◆ WHAT YOU SHOULD DO
Please copy each line of the records below that includes the word "classes".
INPUT FOR THIS TASK below:
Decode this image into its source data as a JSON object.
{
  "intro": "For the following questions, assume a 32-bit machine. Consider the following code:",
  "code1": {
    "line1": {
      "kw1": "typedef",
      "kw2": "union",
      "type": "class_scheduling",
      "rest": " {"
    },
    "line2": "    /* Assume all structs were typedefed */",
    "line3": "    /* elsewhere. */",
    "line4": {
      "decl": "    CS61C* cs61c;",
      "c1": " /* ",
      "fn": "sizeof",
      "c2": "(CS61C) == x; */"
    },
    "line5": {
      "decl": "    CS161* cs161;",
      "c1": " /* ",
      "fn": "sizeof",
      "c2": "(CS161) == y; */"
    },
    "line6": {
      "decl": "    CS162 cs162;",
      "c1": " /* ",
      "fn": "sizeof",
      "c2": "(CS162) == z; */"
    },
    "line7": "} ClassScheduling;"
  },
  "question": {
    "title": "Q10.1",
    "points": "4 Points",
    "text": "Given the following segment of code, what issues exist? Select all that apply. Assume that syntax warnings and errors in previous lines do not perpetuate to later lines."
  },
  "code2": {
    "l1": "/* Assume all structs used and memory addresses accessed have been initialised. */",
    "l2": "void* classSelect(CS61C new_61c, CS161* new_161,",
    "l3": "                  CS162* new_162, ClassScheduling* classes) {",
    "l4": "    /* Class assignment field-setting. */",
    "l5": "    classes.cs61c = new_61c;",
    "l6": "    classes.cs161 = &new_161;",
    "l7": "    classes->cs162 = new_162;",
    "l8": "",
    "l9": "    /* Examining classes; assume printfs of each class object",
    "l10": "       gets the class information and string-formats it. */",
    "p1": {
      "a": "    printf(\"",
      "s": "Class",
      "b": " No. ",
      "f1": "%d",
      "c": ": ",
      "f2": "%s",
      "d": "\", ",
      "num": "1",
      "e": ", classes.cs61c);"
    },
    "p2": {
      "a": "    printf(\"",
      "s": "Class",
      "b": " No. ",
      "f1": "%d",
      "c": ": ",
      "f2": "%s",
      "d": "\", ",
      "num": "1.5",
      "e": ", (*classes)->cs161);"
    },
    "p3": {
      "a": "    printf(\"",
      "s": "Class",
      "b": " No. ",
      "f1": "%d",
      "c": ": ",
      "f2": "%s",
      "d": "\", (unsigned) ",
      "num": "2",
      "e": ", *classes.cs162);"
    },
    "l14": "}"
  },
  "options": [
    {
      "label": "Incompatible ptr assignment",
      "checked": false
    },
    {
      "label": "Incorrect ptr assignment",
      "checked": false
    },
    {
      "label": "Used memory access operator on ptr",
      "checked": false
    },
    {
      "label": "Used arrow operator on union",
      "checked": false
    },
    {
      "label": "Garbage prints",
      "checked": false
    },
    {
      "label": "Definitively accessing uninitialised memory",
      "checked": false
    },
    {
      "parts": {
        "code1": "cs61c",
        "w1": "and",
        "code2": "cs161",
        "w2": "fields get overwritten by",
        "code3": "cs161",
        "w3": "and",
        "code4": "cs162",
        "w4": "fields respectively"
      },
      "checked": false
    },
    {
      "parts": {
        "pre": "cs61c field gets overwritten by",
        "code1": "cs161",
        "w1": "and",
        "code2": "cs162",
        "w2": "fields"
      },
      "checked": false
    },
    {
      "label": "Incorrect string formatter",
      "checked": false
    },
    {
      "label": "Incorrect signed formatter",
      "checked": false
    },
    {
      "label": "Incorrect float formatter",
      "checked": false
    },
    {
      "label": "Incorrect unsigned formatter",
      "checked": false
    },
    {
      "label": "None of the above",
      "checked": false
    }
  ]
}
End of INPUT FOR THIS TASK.
◆ ANSWER TO THIS EXERCISE
    "l3": "                  CS162* new_162, ClassScheduling* classes) {",
    "l5": "    classes.cs61c = new_61c;",
    "l6": "    classes.cs161 = &new_161;",
    "l7": "    classes->cs162 = new_162;",
    "l9": "    /* Examining classes; assume printfs of each class object",
      "e": ", classes.cs61c);"
      "e": ", (*classes)->cs161);"
      "e": ", *classes.cs162);"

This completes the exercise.